A major theme of the joint RCVS/BVA Vet Futures project had focused on the fact that, while clinical practice was ‘a perfectly valid career choice’, being a vet ‘can be about a whole lot more than that’. During the consultations that formed part of the project, vets were found to be working very effectively in a wide range of spheres, including research, education, business, management consultancy, policy and One Health, among many others.
‘Are they failed vets? Not at all, although sometimes some of them talk about their work almost apologetically,’ said Dr Viner. He believed that these vets were very much part of the profession and had a major effect on the influence that it had within society.

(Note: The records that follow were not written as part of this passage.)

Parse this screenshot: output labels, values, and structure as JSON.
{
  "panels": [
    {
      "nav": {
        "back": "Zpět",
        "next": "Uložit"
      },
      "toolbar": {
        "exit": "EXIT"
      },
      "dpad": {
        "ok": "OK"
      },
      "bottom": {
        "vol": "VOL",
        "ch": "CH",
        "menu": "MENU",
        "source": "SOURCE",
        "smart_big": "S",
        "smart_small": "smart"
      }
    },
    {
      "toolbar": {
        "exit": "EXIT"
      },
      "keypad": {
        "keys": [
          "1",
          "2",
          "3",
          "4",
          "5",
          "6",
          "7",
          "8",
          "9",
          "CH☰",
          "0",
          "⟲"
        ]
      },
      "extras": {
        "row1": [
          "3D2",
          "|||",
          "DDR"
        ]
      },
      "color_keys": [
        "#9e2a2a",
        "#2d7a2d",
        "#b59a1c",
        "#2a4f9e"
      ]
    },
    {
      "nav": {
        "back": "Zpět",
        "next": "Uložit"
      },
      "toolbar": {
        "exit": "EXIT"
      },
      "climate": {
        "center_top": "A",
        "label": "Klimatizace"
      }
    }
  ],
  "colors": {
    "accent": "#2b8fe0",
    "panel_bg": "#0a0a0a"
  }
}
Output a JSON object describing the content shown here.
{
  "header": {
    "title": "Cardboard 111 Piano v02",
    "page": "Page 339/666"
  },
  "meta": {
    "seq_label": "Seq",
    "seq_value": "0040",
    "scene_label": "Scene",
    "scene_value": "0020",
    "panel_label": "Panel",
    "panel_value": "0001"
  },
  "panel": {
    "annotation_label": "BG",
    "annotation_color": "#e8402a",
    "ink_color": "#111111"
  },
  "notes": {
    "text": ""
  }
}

So, if being a vet meant much more than solely being a clinician, was it correct to train vets primarily to be safe in practice from the day that they qualified? ‘That's more than theoretical,’ he said, ‘because the veterinary schools’ curricula are geared towards meeting the …